The Case for Not Investing in your Favourite Brands

As we explained in our article about finding the joy in investing, actively picking stocks can become as much as hobby as a financial pursuit. 

However, we stopped short of suggesting you should begin with a list of your favourite brands & companies. While putting money into companies you idolise is undeniably wholesome, you may want to think twice before actually buying shares in the brewery of your favourite beer. 

This also applies to buy shares in Marvel’s owner Disney Corp because you love their films, or snapping up shares in The Restaurant Group because Wagamamas is the eatery you visit most frequently. 

Why could this investment approach come back to haunt you? In this article, we’ll explain why.

1. Investing at peak popularity

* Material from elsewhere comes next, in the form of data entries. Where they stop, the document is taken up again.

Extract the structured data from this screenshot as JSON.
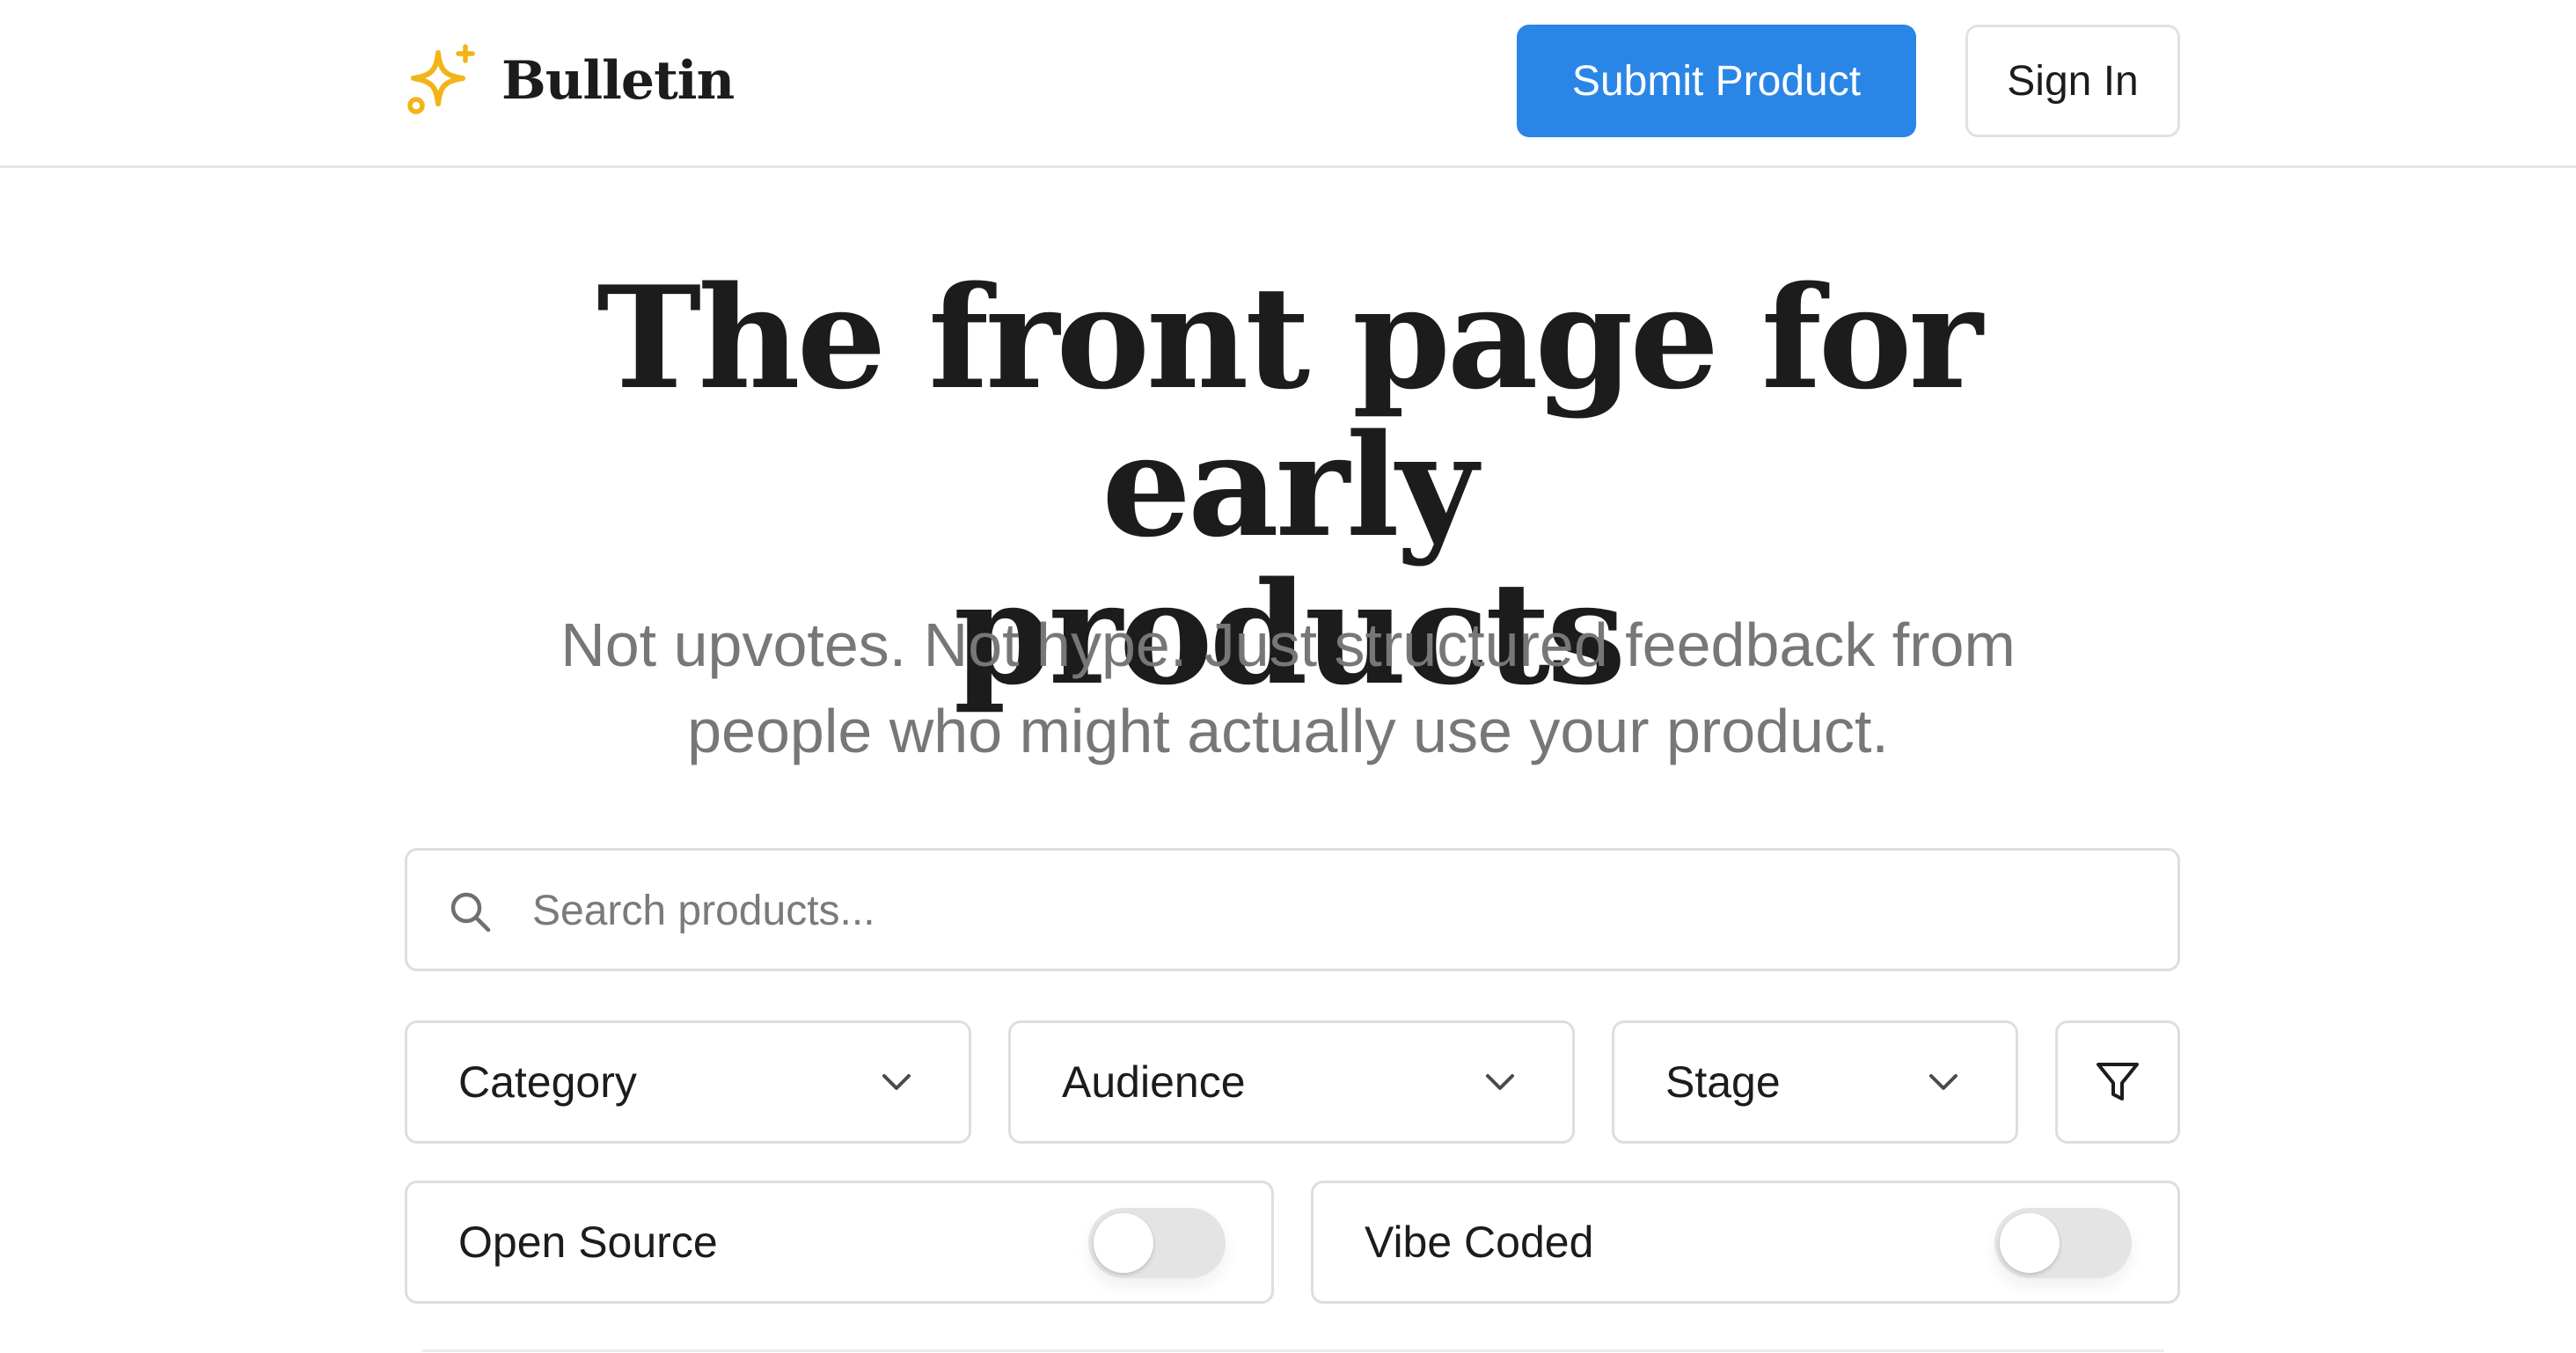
{
  "header": {
    "logo_icon": "sparkle-icon",
    "brand": "Bulletin",
    "submit_label": "Submit Product",
    "signin_label": "Sign In"
  },
  "hero": {
    "title_line1": "The front page for early",
    "title_line2": "products",
    "subtitle_line1": "Not upvotes. Not hype. Just structured feedback from",
    "subtitle_line2": "people who might actually use your product."
  },
  "search": {
    "icon": "search-icon",
    "placeholder": "Search products...",
    "value": ""
  },
  "filters": {
    "selects": [
      {
        "label": "Category"
      },
      {
        "label": "Audience"
      },
      {
        "label": "Stage"
      }
    ],
    "filter_icon": "filter-icon",
    "toggles": [
      {
        "label": "Open Source",
        "on": false
      },
      {
        "label": "Vibe Coded",
        "on": false
      }
    ]
  },
  "colors": {
    "primary": "#2a86e6",
    "logo_accent": "#f2b417",
    "text": "#1c1c1c",
    "muted_text": "#777777",
    "border": "#dedede",
    "toggle_off": "#e4e4e4"
  }
}
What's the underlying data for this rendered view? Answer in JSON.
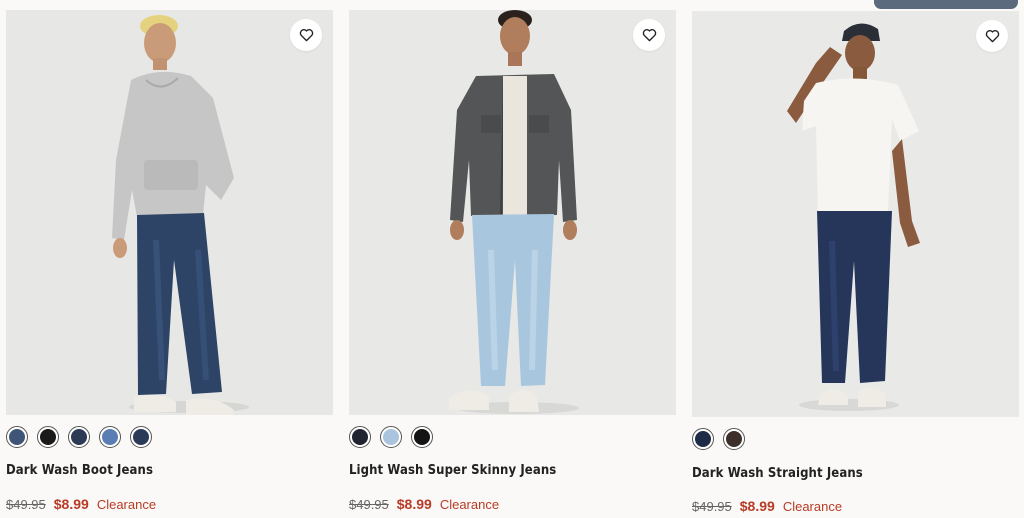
{
  "products": [
    {
      "name": "Dark Wash Boot Jeans",
      "original_price": "$49.95",
      "sale_price": "$8.99",
      "badge": "Clearance",
      "swatch_colors": [
        "#3e5577",
        "#1a1a1a",
        "#2c3a55",
        "#5a7db3",
        "#2b3a58"
      ],
      "wishlist_icon": "heart-outline-icon"
    },
    {
      "name": "Light Wash Super Skinny Jeans",
      "original_price": "$49.95",
      "sale_price": "$8.99",
      "badge": "Clearance",
      "swatch_colors": [
        "#1f2430",
        "#a9c4dc",
        "#141414"
      ],
      "wishlist_icon": "heart-outline-icon"
    },
    {
      "name": "Dark Wash Straight Jeans",
      "original_price": "$49.95",
      "sale_price": "$8.99",
      "badge": "Clearance",
      "swatch_colors": [
        "#1d2b47",
        "#3d302b"
      ],
      "wishlist_icon": "heart-outline-icon"
    }
  ],
  "colors": {
    "sale": "#b83b26",
    "background": "#faf9f7"
  }
}
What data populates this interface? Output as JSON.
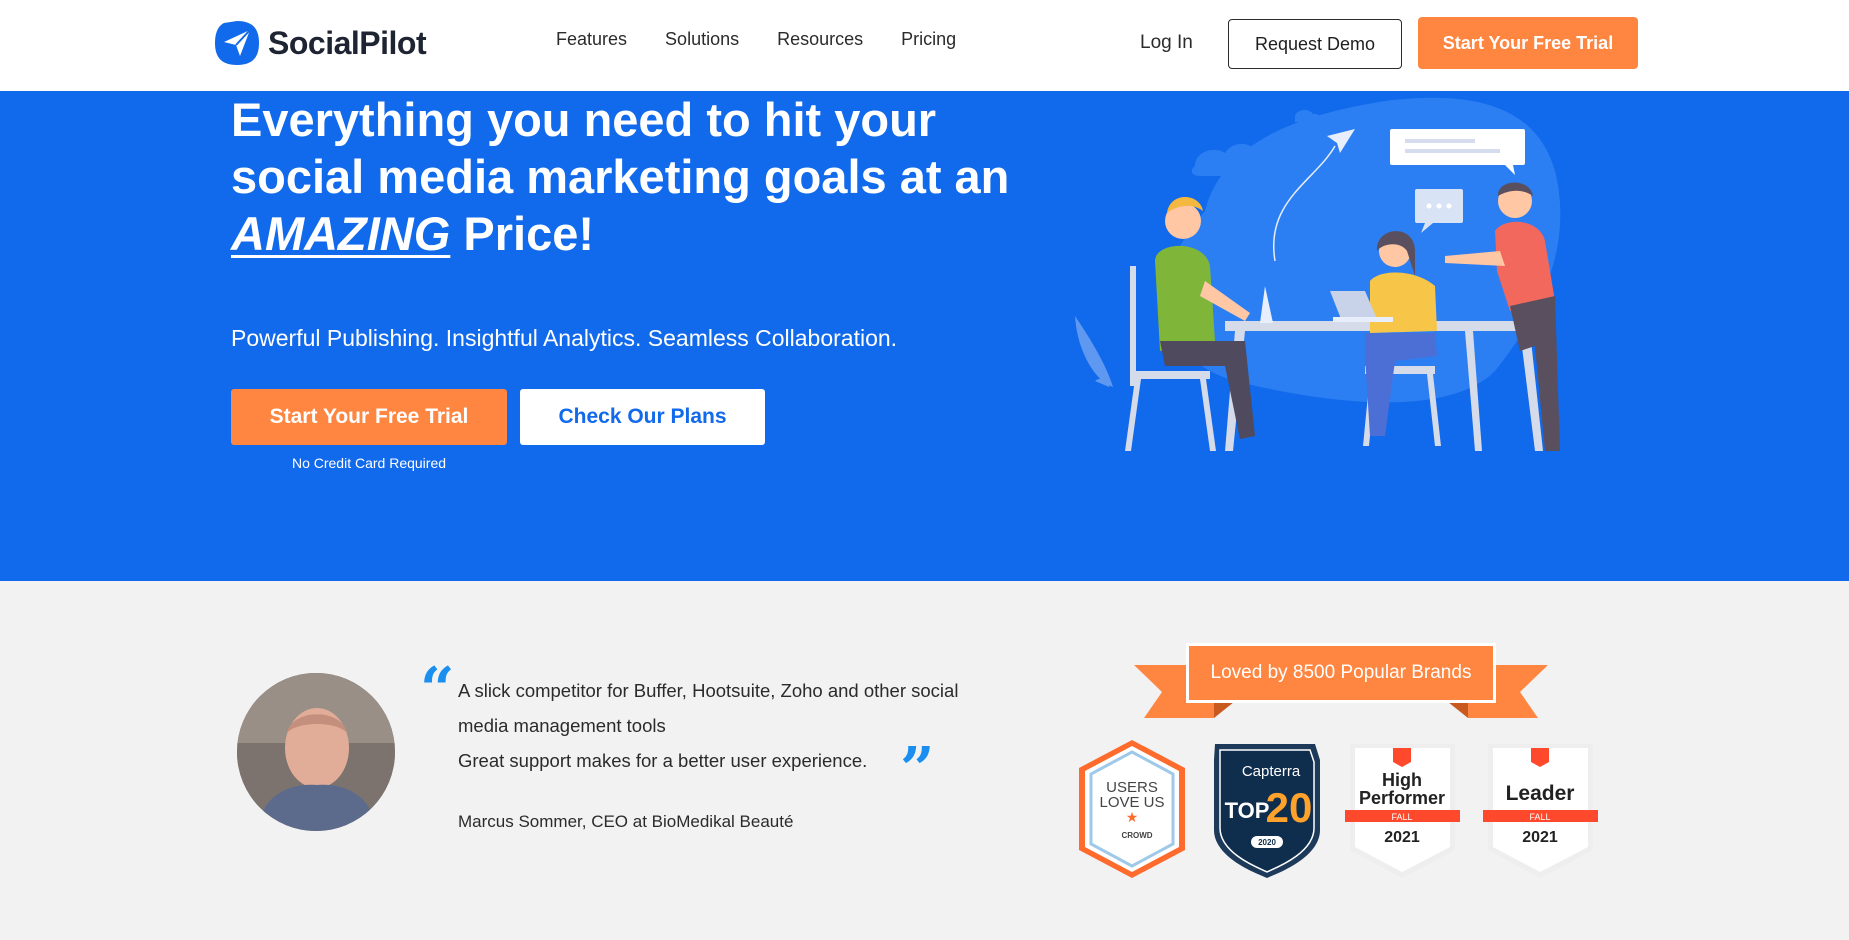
{
  "header": {
    "logo_text": "SocialPilot",
    "nav": [
      "Features",
      "Solutions",
      "Resources",
      "Pricing"
    ],
    "login": "Log In",
    "demo_button": "Request Demo",
    "trial_button": "Start Your Free Trial"
  },
  "hero": {
    "title_line1": "Everything you need to hit your",
    "title_line2": "social media marketing goals at an",
    "title_emph": "AMAZING",
    "title_end": " Price!",
    "subtitle": "Powerful Publishing. Insightful Analytics. Seamless Collaboration.",
    "trial_button": "Start Your Free Trial",
    "plans_button": "Check Our Plans",
    "no_card": "No Credit Card Required"
  },
  "testimonial": {
    "line1": "A slick competitor for Buffer, Hootsuite, Zoho and other social media management tools",
    "line2": "Great support makes for a better user experience.",
    "author": "Marcus Sommer, CEO at BioMedikal Beauté"
  },
  "badges": {
    "ribbon": "Loved by 8500 Popular Brands",
    "items": [
      {
        "top": "USERS",
        "mid": "LOVE US",
        "bottom": "CROWD"
      },
      {
        "top": "Capterra",
        "mid": "TOP",
        "big": "20",
        "bottom": "2020"
      },
      {
        "top": "High",
        "mid": "Performer",
        "band": "FALL",
        "bottom": "2021"
      },
      {
        "top": "Leader",
        "band": "FALL",
        "bottom": "2021"
      }
    ]
  },
  "colors": {
    "brand_blue": "#1169eb",
    "accent_orange": "#ff8641",
    "quote_blue": "#1b8ff0"
  }
}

Think for a moment about the type of equity investments you’d love to make. Would it look something like investing in a company while it’s modestly sized and continuing to hold the shares as the business expands into the mainstream?

The main issue with choosing the brands you adore is that by definition this means that the brand is already in the mass market. Its period of explosive growth – where revenue could double every year for successive years – is probably behind it. 

You may consider yourself to be a trendsetter or have niche interests, but either way, applying an ‘invest in companies you already know’ rule of thumb will bias your range of investments towards companies that have already succeeded commercially. 

2. The popularity premium

When investors crowd into a company or group of companies, this has a detrimental effect on expected returns for new investors. 

The first effect is that the share price will be high, making each share very expensive relative to the absolute value of predicted future earnings that may accrue to those shares.

If you’re excited about a brand and feel optimistic about its future, then you’re likely not the only one. This means that the company will be enjoying positive media coverage & investor sentiment will be high. The company could be overvalued.

To return to the simple question of what the best investments look like: from this angle, you’d want to invest in a company that has fallen out of favour and isn’t highly rated by investors. This can result in bargain prices. 

You are virtually guaranteed to never find a bargain if you only engage with investments that are firmly in the public eye, are receiving positive PR on a weekly basis and give you warm fuzzy feelings. 

Try looking off the beaten track for overlooked gems. Think infrastructure, chemical manufacturers and other ‘boring’ industrial stalwarts. 

3. Sector imbalances

If we asked you to list your favourite brands and reduce this down to your top 20, what would that portfolio look like?

It’s not likely to be geographically diverse or cover most sectors. Consumer products groups and tech firms will probably feature prominently to the detriment of B2B or foreign brands. 

Portfolio management experts try to curate a portfolio that spans across borders & sectors, to diversify the specific risks that will impact a narrow segment only. 

This issue could leave your portfolio unusual vulnerable to a specific event (like the CPU shortage) than a broader basket of stocks.